So where was the march for Tyshawn Lee?
Where were the demonstrators barring access to stores in Chicago’s premiere commercial district on the busiest shopping day of the year? Where was Rev. Jesse Jackson, joining his voice with a thousand other people demanding justice? Where were news media, beaming the images out to the world?
All that and more happened in the name of Laquan McDonald, the 17-year-old African American shot to death last year by a white police officer who claimed the teenager threatened him with a knife. A dashcam video, the release of which the city stonewalled for over a year, contradicts that story. Far from threatening the police, it shows that McDonald was trying to avoid them.

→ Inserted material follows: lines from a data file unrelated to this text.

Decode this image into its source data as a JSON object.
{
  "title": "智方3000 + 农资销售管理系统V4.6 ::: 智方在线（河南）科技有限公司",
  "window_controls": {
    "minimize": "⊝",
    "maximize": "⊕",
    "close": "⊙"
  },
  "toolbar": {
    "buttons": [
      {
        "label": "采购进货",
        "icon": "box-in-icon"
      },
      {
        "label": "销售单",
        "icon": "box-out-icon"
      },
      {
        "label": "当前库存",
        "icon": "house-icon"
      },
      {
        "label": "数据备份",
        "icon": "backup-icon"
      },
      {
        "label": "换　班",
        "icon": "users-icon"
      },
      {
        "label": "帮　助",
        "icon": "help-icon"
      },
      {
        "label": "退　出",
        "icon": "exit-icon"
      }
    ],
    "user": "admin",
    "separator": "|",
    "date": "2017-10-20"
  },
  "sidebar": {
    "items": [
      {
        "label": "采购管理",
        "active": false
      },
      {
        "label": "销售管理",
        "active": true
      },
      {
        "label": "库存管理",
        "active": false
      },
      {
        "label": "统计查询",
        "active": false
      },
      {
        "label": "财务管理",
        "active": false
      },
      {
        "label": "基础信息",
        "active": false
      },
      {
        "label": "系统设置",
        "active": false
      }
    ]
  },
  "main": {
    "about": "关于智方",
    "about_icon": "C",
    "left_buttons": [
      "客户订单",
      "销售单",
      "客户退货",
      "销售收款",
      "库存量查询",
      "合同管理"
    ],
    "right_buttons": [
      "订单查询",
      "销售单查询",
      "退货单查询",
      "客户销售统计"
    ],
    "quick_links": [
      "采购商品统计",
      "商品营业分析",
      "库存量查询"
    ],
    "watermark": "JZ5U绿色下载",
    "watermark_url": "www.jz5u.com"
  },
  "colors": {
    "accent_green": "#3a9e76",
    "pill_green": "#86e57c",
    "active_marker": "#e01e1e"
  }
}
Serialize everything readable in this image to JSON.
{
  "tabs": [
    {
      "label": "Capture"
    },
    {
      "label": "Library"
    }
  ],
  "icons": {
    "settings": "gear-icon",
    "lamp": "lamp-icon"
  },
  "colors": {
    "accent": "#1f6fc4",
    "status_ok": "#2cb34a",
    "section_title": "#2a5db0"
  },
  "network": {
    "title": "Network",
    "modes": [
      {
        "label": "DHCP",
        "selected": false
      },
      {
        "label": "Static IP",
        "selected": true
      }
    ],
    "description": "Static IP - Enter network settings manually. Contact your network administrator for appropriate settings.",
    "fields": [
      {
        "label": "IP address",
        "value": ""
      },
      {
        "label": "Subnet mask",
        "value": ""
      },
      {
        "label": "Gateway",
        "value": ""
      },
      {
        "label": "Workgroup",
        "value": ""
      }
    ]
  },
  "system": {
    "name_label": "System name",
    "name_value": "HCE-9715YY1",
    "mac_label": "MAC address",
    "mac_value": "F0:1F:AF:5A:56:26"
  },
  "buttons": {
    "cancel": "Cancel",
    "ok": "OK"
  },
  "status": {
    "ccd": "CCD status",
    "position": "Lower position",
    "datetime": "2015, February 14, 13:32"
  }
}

So here is yet another example of the kind of out-of-control policing this country countenances in an injustice system that has all but criminalized African-American existence. And yes, it deserves all the outrage, media attention and civil disobedience it has generated.
But where was that level of engagement for 9-year-old Tyshawn Lee, lured into an alley and executed in the same city a few weeks ago? Where was it for J-Quantae Riles, a 14-year-old boy shot to death a few days later after leaving a barber shop? Where was it for Jonylah Watkins, a 6-month-old baby killed by stray bullets in 2013 as her father was changing her diaper?
The argument is not that no one cared about the killings of those black children, or that no one took action because of them. Yet there is, it seems obvious, a difference both quantitative and qualitative in the African-American response to atrocities inflicted from within and those inflicted from without. And in the news media’s response as well.
It is into that disparity of concern that Spike Lee drops his new movie, Chi-Raq. Based on an ancient Greek play, it is the tale of Lysistrata, a gang leader’s fed-up girlfriend, who leads the women of Chicago in a sex strike. They vow to deny their men their bodies until those men put down their guns and pledge allegiance to peace.
Yes, the movie is as uneven as you’ve heard — by turns, poignant, raunchy, hilarious and incomprehensible. But one thing it is consistently and that is, impassioned. Chi-Raq is an indictment of the forces that have allowed major urban areas to devolve into killing fields where the body count surpasses that of Mideast war zones. It identifies those forces as: the NRA, which contends that the problem with a nation of an estimated 310 million firearms is that we have too few guns; the politicians too gutless to stand up against the gun lobby; a black unemployment rate that is perpetually double the national average, and disinvestment in our cities even as we spend billions to rebuild Afghanistan’s and Iraq’s.
To these culprits, the movie implicitly adds one more: what it sees as an African-American community that tacitly accepts urban murder as almost a natural disaster like an earthquake or heat wave, a thing one can only endure, but never change. As in a scene wherein a distraught mother cries out to passersby to step forward, bear witness to the caught-in-the-crossfire killing of her daughter, and receives in response only silence.
Police malfeasance will probably always monopolize our attention, precisely because it is police malfeasance; something we’ve too often seen go unpunished, unchecked and excused. But Chi-Raq argues that, for all the rage African Americans bear for what others do to us, we need to also spare some indignation for what we are doing to ourselves. Over half the murder victims in this country last year were black, an obscene number that cries out for black people — for all people of conscience — to stand up and give a damn.
After all, those black lives matter, too.
(Leonard Pitts is a columnist for The Miami Herald, 1 Herald Plaza, Miami, Fla., 33132. Readers may contact him via e-mail at firstname.lastname@example.org.) (c) 2015 THE MIAMI HERALD DISTRIBUTED BY TRIBUNE CONTENT AGENCY, LLC.
A demonstrator chants as he marches through the streets during protests in Chicago, November 24, 2015. REUTERS/Jim Young